▸ **Task details**: Return the listing verbatim, images left out.

▸ **Records shown**:
+++++
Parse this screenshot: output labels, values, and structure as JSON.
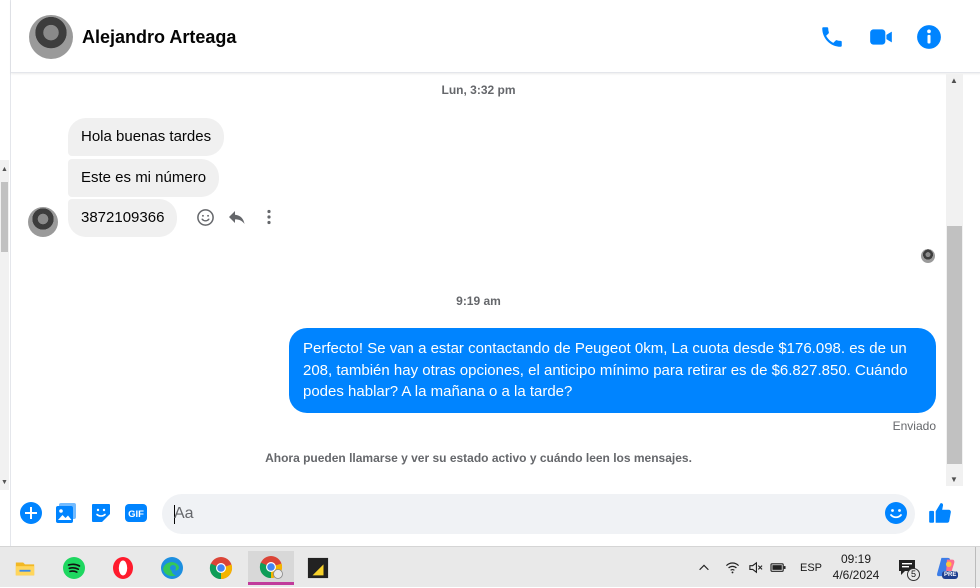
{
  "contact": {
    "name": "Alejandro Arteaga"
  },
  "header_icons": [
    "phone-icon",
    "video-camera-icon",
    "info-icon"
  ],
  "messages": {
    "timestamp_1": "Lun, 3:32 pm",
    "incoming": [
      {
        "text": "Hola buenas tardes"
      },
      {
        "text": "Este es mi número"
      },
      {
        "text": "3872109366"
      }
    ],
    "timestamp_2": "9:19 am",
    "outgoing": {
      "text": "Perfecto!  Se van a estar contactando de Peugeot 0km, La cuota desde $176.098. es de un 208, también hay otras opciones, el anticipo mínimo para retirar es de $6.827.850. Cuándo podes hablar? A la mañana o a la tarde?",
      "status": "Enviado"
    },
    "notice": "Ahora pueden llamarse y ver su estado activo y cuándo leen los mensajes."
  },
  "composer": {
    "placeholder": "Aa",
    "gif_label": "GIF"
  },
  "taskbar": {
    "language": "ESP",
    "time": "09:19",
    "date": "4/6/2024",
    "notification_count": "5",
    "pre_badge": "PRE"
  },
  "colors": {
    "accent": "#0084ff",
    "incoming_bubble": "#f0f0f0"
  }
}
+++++
▸ **Solution**:
Parse this screenshot: output labels, values, and structure as JSON.
{
  "contact": {
    "name": "Alejandro Arteaga"
  },
  "header_icons": [
    "phone-icon",
    "video-camera-icon",
    "info-icon"
  ],
  "messages": {
    "timestamp_1": "Lun, 3:32 pm",
    "incoming": [
      {
        "text": "Hola buenas tardes"
      },
      {
        "text": "Este es mi número"
      },
      {
        "text": "3872109366"
      }
    ],
    "timestamp_2": "9:19 am",
    "outgoing": {
      "text": "Perfecto!  Se van a estar contactando de Peugeot 0km, La cuota desde $176.098. es de un 208, también hay otras opciones, el anticipo mínimo para retirar es de $6.827.850. Cuándo podes hablar? A la mañana o a la tarde?",
      "status": "Enviado"
    },
    "notice": "Ahora pueden llamarse y ver su estado activo y cuándo leen los mensajes."
  },
  "composer": {
    "placeholder": "Aa",
    "gif_label": "GIF"
  },
  "taskbar": {
    "language": "ESP",
    "time": "09:19",
    "date": "4/6/2024",
    "notification_count": "5",
    "pre_badge": "PRE"
  },
  "colors": {
    "accent": "#0084ff",
    "incoming_bubble": "#f0f0f0"
  }
}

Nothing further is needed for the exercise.